My first trip to Titusville with my wife and in-laws actually happened back in 2009, and before we went I happened to find out that there was a trout stream about five minutes from her grandmother's house. My wife hadn't ever done any fishing before she met me, but she said people liked to fish in the creek right outside of town, which was Oil Creek. I did a little research on the Internet, and found out that Oil Creek was known to have good hatches of several different insects, and that it sounded like a great place to do a little fly fishing while we were in town. The convenience factor of being a five minute ride also made it easy to mix fishing and family visits. Ever since that first trip, I always make sure to take along a fly rod anytime that we go up during the spring, summer, or fall.
Fishing Oil Creek

This past Friday was my wife's grandmother's 75th birthday, and her uncle was throwing a surprise party for her. Since we both had Monday off work for Memorial Day, we decided to make a quick trip north to go to the party and visit family. Along with seeing everybody, I also hoped that I'd be able to slip in an afternoon or two on Oil Creek. We headed north after work on Friday afternoon, and stopped for the night about halfway to Titusville.

The Ropp!
We arrived in town around 11:30 on Saturday, and since it was lunch time I knew what I wanted to do before hitting the creek. There's a sub shop in Titusville that makes a sub called "The Ropp". My father-in-law got me hooked on these, and now no trip to Titusville is complete without getting at least one. After I got my Ropp fix, and we made the rounds and said hello to everybody, it was off to Walmart for a fishing license and then on to Oil Creek. My wife came along for the trip and took pictures, but she decided not to fish this time. Most of the pictures in this post were taken by her. It's not often that I have the luxury of a photographer when I'm fishing!

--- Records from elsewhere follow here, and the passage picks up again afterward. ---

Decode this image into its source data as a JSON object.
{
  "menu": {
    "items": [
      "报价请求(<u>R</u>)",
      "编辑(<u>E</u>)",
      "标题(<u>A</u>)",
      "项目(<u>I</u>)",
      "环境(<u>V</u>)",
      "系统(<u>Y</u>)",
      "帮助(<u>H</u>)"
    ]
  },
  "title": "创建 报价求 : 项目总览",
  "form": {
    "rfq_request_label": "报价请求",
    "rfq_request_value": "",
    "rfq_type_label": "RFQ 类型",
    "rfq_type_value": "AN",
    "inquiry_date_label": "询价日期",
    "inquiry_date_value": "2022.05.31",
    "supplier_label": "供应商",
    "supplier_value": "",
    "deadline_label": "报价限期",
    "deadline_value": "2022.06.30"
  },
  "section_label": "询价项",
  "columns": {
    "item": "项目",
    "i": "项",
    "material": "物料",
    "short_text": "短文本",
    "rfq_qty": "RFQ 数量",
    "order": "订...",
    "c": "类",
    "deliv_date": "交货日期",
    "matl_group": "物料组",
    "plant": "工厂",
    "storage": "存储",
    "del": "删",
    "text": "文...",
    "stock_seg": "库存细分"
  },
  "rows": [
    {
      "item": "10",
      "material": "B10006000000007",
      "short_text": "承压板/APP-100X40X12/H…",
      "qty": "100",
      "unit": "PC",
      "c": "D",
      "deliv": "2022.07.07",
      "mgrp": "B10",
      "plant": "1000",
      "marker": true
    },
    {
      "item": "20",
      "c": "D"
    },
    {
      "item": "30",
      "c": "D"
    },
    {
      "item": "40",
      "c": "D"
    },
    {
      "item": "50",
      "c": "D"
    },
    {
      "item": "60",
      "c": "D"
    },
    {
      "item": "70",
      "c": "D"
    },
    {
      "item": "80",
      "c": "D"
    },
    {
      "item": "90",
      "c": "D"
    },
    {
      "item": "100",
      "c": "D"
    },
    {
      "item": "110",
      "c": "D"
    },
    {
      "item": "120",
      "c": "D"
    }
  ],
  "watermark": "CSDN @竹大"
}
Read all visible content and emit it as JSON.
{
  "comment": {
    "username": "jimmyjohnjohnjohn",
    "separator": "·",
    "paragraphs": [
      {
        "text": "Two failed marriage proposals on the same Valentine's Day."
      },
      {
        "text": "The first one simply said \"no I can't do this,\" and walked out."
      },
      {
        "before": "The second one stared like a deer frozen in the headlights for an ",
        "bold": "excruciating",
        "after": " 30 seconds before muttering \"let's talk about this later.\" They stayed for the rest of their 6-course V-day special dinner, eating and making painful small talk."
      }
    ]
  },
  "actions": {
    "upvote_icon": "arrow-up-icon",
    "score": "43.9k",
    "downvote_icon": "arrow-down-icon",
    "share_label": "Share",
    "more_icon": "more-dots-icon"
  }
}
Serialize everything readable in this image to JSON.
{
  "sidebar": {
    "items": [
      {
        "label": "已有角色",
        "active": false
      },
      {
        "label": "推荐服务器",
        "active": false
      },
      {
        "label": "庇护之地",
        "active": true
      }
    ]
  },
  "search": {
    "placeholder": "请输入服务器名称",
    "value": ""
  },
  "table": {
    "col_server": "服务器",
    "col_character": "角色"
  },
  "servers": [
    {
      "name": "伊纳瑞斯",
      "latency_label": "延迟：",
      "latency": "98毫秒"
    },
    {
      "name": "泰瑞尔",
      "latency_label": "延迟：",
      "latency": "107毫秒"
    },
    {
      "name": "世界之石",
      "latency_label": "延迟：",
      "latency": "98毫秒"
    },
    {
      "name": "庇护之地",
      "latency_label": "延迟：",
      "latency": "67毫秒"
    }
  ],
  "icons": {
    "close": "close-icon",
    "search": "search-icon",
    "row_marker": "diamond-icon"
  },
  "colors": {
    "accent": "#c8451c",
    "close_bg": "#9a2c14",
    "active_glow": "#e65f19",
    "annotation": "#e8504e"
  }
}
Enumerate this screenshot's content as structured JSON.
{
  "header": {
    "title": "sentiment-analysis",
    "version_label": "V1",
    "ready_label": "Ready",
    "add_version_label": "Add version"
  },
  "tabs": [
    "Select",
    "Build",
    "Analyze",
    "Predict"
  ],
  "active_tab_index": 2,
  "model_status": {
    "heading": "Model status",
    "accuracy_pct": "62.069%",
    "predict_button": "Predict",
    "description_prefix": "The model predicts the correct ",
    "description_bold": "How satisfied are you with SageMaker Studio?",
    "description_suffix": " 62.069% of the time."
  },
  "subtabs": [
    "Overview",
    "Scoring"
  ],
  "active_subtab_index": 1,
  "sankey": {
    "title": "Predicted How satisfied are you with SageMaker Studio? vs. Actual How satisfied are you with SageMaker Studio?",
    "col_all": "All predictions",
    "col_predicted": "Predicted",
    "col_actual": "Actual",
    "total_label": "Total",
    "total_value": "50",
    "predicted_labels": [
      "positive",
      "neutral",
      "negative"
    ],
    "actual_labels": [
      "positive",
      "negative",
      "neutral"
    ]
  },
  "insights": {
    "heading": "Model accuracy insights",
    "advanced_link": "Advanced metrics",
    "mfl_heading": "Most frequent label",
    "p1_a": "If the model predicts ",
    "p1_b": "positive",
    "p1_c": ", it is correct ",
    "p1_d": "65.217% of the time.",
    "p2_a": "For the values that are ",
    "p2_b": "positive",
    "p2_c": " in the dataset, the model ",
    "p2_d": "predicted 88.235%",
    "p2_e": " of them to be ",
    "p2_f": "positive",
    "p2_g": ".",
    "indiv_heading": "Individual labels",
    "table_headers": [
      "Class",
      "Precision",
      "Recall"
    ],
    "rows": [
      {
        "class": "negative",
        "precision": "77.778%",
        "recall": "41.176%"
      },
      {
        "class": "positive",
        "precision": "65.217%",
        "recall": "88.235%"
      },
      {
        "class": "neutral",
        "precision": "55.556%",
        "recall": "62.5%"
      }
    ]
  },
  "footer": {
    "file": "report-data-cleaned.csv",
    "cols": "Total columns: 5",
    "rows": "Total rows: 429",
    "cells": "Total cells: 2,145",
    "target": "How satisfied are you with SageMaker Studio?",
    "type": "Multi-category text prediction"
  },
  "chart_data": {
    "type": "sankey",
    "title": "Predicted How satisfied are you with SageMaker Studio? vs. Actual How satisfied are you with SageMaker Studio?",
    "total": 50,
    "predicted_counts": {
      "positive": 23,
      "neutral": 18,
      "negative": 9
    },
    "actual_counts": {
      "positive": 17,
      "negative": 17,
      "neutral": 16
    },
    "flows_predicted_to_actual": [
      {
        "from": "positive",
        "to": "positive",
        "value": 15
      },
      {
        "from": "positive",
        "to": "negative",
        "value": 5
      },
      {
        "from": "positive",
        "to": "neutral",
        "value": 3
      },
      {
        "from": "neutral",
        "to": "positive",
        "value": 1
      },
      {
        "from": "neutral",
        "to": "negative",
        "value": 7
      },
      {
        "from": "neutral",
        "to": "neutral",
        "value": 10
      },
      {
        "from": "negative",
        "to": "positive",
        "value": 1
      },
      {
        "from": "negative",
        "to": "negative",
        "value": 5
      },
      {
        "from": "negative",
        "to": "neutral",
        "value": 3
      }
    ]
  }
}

First Trout of the Day
 I had been reading on the Internet that the sulphur mayflies had been hatching on Oil Creek, so I had high hopes for some dry fly action. However, it wasn't to be that day, as I saw a handful of sulphurs, but very few rises. Being an optimist, I did try fishing a parachute sulphur to the sporadic rises I did see, but I didn't seem to be getting any interest from the trout. After a while, I gave up on the dry fly and switched to a pheasant tail nymph. I fished this for a while with no luck either, and decided that it might be time to try something else.

After being skunked on the sulphur and the pheasant tail, I switched to a hare's ear nymph and in a few minutes was able to land the first trout of the day. It was a pretty rainbow that came from a deep run, and after that I had a little more confidence in my fly choice finally being right. In the mean time, more fishermen started showing up, I'm assuming anticipating a sulphur hatch like I was. I noticed that the others were having about the same luck as me, catching a fish once in a while but nobody seemed to be catching a bunch. I worked my way on downstream a little further, switching to a bead head hare's ear after losing the first fly to a bad cast and hungry bank side weeds. I picked up two more nice rainbows on this fly, and missed a couple more strikes.
Oil Creek Rainbow

It was starting to get late in the evening and the sulphurs never showed, so I decided to call it a day and headed on back to the car. Since we had to travel back home Monday and be back at work on Tuesday, Saturday wound up being my only chance to fish. It was a quick trip, but it reminded me once again how much I enjoy fishing Oil Creek. I've never seemed to catch a lot of trout there on any one trip, but the challenge of matching the hatch and fishing some different water than I'm used to always makes it a fun place to fish. With summer break coming up for teachers, the next thing on my outdoor agenda is to hit a few streams around home. Hopefully that will lead to a few more rambles to write about. Until then, thanks for stopping by!

- Joseph